Eco-friendliness does not always mean high quality on other fronts. While keeping an eye on environmental concerns will always improve the baseline quality of a product, it can also mean a shorter lifespan and higher upkeep costs unless you also pay attention to the other quality factors.

Target Market

High quality items will seem out of place in a cheap home, and vice versa. A classic Victorian mansion would feel totally bizarre if outfitted with college dormitory furniture. The names of the material grades – builder, quality, custom – imply their different target markets. If you buy a top of the line, custom designed home, you need to be ready to pay for higher end fixtures in order to maintain a uniform aesthetic.

Manufacturers have made material quality a class-related thing. They go to great lengths to make higher-grade items only available through channels frequented by the wealthy. In fact, many higher-end fixtures are only available through architects and professional interior designers – you will not find them on the shelves at Best Buy and Lowe’s. This does not mean that lower income folks should settle for cheap building materials. Manufacturers want to make money, after all! However, they may have to go beyond their comfort zone and do some heavy-duty networking and research to find a good deal on higher quality supplies.


At the very highest end of appliances and materials you’ll find the commercial grade, designed for use in professional environments. These items are built to endure heavy usage, but may require special installation in order to make them fit in a residential environment. For example, your standard gas stove – even the top end luxury models – puts out maybe 15-20 BTU of power. A commercial stove, designed to bring massive pots to a boil instantly, would put out 25+ BTU easily. This would require a bigger gas line, higher utility bills, and a lot more space.

Commercial installations also have code and health issues to consider. Lead is a big factor in working with commercial grade products – lead based paint was banned in residential settings in 1978, but it’s still permitted in commercial and industrial buildings. Lead-based paint has excellent coverage and phenomenal durability. It’s also extremely poisonous and should never, ever be used in a home.

A top-notch restaurant stove might make your inner chef happy, but not if you have to install a bigger gas line to handle the high heat output.

Even without making the leap to commercial grade fixtures, some high end luxury residential installations can be quite complex. Body spray showers, which feature multiple horizontal jets, require far more water pressure than your average condo can put out. A quality installation of body sprays mandates a full overhaul of the bathroom plumbing and possibly a larger water heater. Heated floors are far more complicated to install than simple forced air ducts.
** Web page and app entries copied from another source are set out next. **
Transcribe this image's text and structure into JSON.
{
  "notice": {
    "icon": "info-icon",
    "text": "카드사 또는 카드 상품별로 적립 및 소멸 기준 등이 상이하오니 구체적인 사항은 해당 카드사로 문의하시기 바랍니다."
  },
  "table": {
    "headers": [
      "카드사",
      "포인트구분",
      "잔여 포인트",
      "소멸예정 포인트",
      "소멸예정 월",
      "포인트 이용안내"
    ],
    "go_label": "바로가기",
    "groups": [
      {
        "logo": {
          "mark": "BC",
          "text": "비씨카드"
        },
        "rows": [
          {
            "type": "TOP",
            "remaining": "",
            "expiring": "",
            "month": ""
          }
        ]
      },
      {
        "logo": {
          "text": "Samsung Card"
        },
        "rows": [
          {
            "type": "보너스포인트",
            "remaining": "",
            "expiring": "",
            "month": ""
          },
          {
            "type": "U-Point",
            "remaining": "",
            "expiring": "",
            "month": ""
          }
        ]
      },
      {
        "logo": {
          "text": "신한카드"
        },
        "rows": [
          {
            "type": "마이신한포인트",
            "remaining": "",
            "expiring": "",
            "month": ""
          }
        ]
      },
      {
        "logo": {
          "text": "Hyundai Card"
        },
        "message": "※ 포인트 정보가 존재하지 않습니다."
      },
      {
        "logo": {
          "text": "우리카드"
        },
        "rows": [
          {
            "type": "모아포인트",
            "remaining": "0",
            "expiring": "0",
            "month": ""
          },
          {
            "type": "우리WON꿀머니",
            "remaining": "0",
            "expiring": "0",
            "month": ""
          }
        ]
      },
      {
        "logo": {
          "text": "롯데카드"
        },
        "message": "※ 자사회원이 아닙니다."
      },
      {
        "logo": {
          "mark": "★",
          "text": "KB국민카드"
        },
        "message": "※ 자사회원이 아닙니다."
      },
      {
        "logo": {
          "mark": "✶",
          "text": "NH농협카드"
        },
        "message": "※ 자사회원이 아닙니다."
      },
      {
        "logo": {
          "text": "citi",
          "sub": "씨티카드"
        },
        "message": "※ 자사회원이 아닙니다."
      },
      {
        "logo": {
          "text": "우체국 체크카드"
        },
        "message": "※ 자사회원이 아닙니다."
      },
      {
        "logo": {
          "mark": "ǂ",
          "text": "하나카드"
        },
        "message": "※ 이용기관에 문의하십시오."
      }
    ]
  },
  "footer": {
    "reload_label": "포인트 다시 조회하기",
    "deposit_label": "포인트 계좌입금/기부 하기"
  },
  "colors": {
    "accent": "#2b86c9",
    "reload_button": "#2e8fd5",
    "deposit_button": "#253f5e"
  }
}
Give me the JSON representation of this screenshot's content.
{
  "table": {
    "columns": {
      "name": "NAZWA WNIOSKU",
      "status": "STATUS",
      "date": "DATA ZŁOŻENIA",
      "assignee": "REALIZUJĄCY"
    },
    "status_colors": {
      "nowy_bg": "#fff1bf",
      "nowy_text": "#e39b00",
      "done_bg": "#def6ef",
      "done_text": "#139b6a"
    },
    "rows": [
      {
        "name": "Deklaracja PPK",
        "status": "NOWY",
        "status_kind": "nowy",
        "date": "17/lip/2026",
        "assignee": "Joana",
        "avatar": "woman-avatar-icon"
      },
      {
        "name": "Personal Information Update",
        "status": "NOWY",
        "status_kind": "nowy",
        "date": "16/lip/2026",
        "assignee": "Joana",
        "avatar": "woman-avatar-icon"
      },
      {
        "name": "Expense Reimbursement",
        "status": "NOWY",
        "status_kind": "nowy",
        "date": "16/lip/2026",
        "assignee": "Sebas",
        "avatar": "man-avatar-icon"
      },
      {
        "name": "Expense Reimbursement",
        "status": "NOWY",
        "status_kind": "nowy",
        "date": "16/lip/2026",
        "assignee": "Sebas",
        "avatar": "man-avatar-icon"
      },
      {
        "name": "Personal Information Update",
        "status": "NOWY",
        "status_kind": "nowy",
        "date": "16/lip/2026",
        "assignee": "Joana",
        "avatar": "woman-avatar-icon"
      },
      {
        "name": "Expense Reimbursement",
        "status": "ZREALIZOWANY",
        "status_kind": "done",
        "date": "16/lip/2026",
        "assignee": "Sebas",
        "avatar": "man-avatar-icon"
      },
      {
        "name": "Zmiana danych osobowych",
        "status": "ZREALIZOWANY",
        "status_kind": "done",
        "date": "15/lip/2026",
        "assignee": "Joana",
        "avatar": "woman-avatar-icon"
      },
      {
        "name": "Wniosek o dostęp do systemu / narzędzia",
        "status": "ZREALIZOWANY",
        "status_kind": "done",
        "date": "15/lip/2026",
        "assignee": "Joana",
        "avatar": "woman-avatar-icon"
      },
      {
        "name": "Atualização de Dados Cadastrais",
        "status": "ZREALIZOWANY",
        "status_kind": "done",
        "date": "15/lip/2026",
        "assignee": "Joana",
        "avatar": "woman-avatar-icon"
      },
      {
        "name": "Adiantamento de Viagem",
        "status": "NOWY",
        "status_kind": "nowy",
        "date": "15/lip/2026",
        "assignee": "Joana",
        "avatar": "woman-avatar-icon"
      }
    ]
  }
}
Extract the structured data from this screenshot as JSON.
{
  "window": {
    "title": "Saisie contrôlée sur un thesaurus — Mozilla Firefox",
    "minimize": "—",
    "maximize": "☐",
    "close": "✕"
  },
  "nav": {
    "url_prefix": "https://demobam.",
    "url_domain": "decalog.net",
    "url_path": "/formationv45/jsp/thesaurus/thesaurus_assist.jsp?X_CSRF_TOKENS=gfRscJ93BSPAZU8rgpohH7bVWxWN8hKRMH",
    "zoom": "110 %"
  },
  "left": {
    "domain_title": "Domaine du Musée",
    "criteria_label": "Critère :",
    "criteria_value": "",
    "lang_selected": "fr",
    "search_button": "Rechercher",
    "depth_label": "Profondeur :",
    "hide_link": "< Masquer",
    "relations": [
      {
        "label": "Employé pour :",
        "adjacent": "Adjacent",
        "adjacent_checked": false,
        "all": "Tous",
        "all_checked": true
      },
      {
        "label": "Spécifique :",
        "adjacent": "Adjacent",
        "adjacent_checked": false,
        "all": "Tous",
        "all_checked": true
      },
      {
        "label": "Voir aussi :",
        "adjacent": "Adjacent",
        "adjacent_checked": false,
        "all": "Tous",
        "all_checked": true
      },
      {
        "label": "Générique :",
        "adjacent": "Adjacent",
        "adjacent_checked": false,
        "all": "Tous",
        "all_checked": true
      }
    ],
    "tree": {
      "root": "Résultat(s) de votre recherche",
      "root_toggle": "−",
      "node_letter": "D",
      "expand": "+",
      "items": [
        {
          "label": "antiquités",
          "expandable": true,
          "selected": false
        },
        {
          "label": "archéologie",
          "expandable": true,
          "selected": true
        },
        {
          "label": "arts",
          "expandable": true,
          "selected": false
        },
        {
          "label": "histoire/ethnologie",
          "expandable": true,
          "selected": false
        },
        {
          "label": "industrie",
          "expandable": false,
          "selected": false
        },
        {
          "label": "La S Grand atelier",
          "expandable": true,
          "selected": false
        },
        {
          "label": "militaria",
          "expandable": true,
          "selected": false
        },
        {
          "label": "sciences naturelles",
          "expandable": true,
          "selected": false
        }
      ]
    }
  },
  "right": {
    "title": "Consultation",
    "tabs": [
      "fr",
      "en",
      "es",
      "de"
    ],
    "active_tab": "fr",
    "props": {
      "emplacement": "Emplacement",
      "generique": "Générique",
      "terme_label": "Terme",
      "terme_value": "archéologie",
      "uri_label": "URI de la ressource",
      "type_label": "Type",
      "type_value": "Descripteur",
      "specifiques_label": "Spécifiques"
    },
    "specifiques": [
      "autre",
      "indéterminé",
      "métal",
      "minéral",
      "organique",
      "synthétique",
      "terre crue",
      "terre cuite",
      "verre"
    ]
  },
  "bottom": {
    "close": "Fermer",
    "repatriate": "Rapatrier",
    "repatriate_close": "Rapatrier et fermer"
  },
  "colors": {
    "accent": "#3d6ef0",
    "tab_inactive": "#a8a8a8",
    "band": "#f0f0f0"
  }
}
Fancy gadgets may be very impressive, but unless the installation is performed by skilled, trained professionals you’re better off without them.

The choice between cost and quality is always a dilemma for current homeowners and sellers. However, when it comes to buying a home the answer is always clear – go for as much quality as you can reasonably afford. To do this, you have to be able to discern higher quality structures. Wednesday we’ll be talking about how to spot better properties in the field. See you then!